config update your app will boot as admin by default. Running .NET as Admin. First we want to modify the application manifest that is embedded  You probably need to set your application as an x64 app. The IIS Snap In only works in 64 bit and doesn't work in 32 bit, and a process spawned from a 32 bit app seems to work to be a 32 bit process and the same goes for 64 bit apps. Look at: Start process as 64 bit

If you need to run external program from C# code with Administrator privileges, this code NET Windows Desktop Apps and Visual Studio App Center Net Core 3.0 · Generate a PDF from the Report Viewer (Web Form), in ASP.net & C#​  See this PDF for the ASP.NET Core MVC version. The ASP.NET Core 1.1 version of this tutorial is in this folder. The 1.1 ASP.NET Core sample is in the samples. This tutorial shows how to create an ASP.NET Core web app with user data protected by authorization. It displays a list of contacts that authenticated (registered) users have created.

Comments
  • You might be out of luck. This is a feature that is not available cross-platform in a consistent manner. .NET Core tries to only implement features that are available everywhere.
  • Added an answer that shows how to do this in .NET core, it's not perfect and doesn't pop up the elevation box, but at least the user gets an error message.

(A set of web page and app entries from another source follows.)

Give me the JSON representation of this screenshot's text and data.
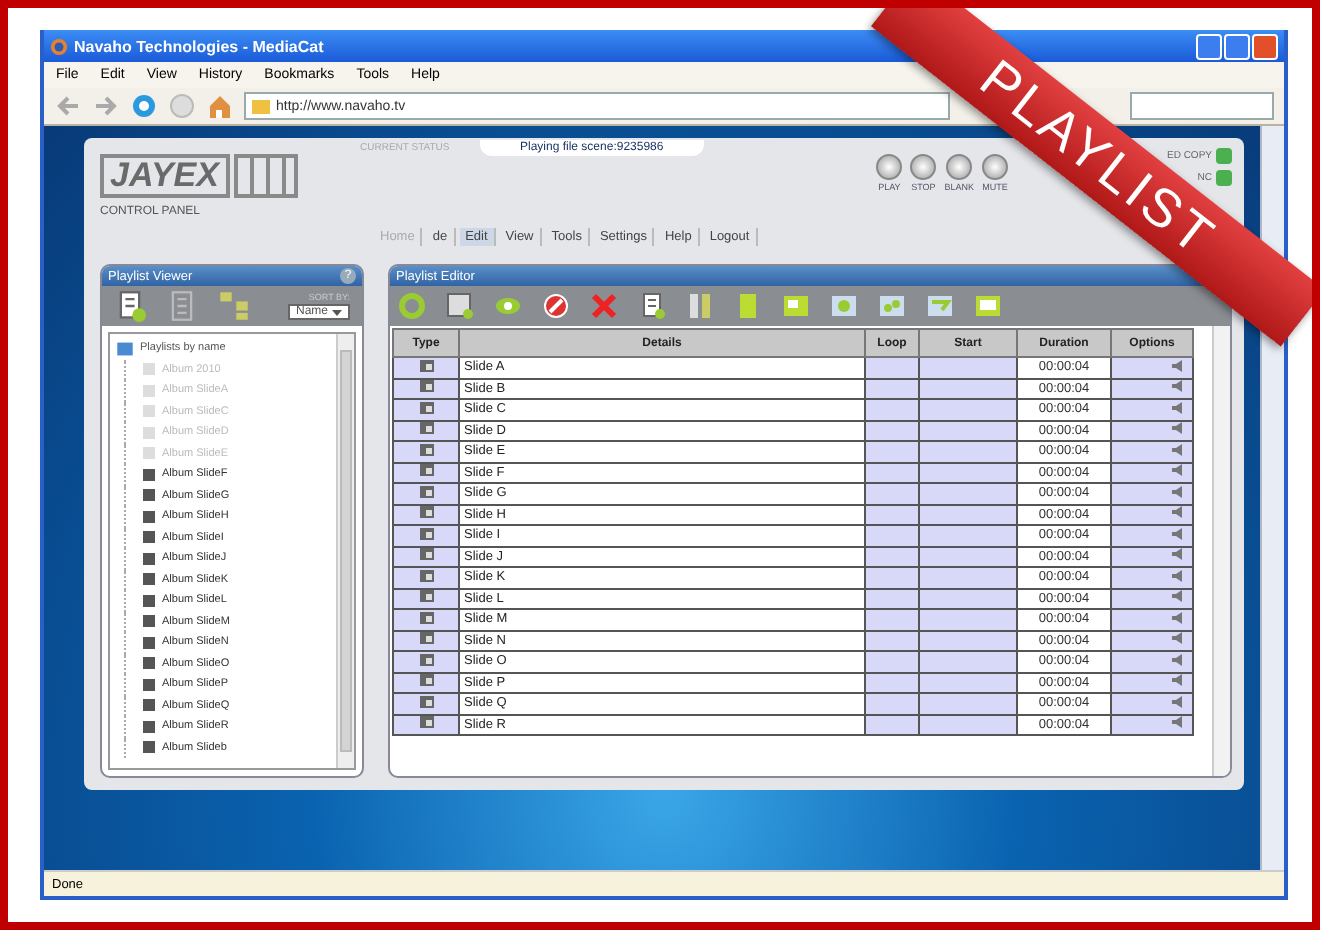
{
  "window": {
    "title": "Navaho Technologies - MediaCat"
  },
  "menu": [
    "File",
    "Edit",
    "View",
    "History",
    "Bookmarks",
    "Tools",
    "Help"
  ],
  "address": {
    "value": "http://www.navaho.tv"
  },
  "header": {
    "logo": "JAYEX",
    "subtitle": "CONTROL PANEL",
    "status_label": "CURRENT STATUS",
    "status_text": "Playing file scene:9235986",
    "player_buttons": [
      "PLAY",
      "STOP",
      "BLANK",
      "MUTE"
    ],
    "indicators": [
      "ED COPY",
      "NC"
    ]
  },
  "nav_tabs": [
    {
      "label": "Home",
      "selected": false,
      "disabled": true
    },
    {
      "label": "de",
      "selected": false,
      "disabled": false
    },
    {
      "label": "Edit",
      "selected": true,
      "disabled": false
    },
    {
      "label": "View",
      "selected": false,
      "disabled": false
    },
    {
      "label": "Tools",
      "selected": false,
      "disabled": false
    },
    {
      "label": "Settings",
      "selected": false,
      "disabled": false
    },
    {
      "label": "Help",
      "selected": false,
      "disabled": false
    },
    {
      "label": "Logout",
      "selected": false,
      "disabled": false
    }
  ],
  "playlist_viewer": {
    "title": "Playlist Viewer",
    "help": "?",
    "sort_label": "SORT BY:",
    "sort_value": "Name",
    "tree": {
      "label": "Playlists by name",
      "children": [
        {
          "label": "Album 2010",
          "dimmed": true
        },
        {
          "label": "Album SlideA",
          "dimmed": true
        },
        {
          "label": "Album SlideC",
          "dimmed": true
        },
        {
          "label": "Album SlideD",
          "dimmed": true
        },
        {
          "label": "Album SlideE",
          "dimmed": true
        },
        {
          "label": "Album SlideF",
          "dimmed": false
        },
        {
          "label": "Album SlideG",
          "dimmed": false
        },
        {
          "label": "Album SlideH",
          "dimmed": false
        },
        {
          "label": "Album SlideI",
          "dimmed": false
        },
        {
          "label": "Album SlideJ",
          "dimmed": false
        },
        {
          "label": "Album SlideK",
          "dimmed": false
        },
        {
          "label": "Album SlideL",
          "dimmed": false
        },
        {
          "label": "Album SlideM",
          "dimmed": false
        },
        {
          "label": "Album SlideN",
          "dimmed": false
        },
        {
          "label": "Album SlideO",
          "dimmed": false
        },
        {
          "label": "Album SlideP",
          "dimmed": false
        },
        {
          "label": "Album SlideQ",
          "dimmed": false
        },
        {
          "label": "Album SlideR",
          "dimmed": false
        },
        {
          "label": "Album Slideb",
          "dimmed": false
        }
      ]
    }
  },
  "playlist_editor": {
    "title": "Playlist Editor",
    "columns": [
      "Type",
      "Details",
      "Loop",
      "Start",
      "Duration",
      "Options"
    ],
    "rows": [
      {
        "details": "Slide A",
        "duration": "00:00:04"
      },
      {
        "details": "Slide B",
        "duration": "00:00:04"
      },
      {
        "details": "Slide C",
        "duration": "00:00:04"
      },
      {
        "details": "Slide D",
        "duration": "00:00:04"
      },
      {
        "details": "Slide E",
        "duration": "00:00:04"
      },
      {
        "details": "Slide F",
        "duration": "00:00:04"
      },
      {
        "details": "Slide G",
        "duration": "00:00:04"
      },
      {
        "details": "Slide H",
        "duration": "00:00:04"
      },
      {
        "details": "Slide I",
        "duration": "00:00:04"
      },
      {
        "details": "Slide J",
        "duration": "00:00:04"
      },
      {
        "details": "Slide K",
        "duration": "00:00:04"
      },
      {
        "details": "Slide L",
        "duration": "00:00:04"
      },
      {
        "details": "Slide M",
        "duration": "00:00:04"
      },
      {
        "details": "Slide N",
        "duration": "00:00:04"
      },
      {
        "details": "Slide O",
        "duration": "00:00:04"
      },
      {
        "details": "Slide P",
        "duration": "00:00:04"
      },
      {
        "details": "Slide Q",
        "duration": "00:00:04"
      },
      {
        "details": "Slide R",
        "duration": "00:00:04"
      }
    ]
  },
  "ribbon": "PLAYLIST",
  "status_bar": "Done"
}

  • Added an answer that shows how to do this in .NET core, it's not perfect and doesn't pop up the elevation box, but at least the user gets an error message.
  • I guess when I wrote this answer the windows compat pack did not exist. Please do keep in mind that it still only works on Windows. That nullifies one of the benefits of .NET Core which is cross platform compatibility.
  • .NET Core 3.0 starts to support this (for WinForms and WPF) (eg. github.com/dotnet/winforms/issues/192)
  • So you can confirm that app.manifest is being honored in net core 3?
  • @jjxtra yes as far as you add manually and modify the csproj; as mentioned above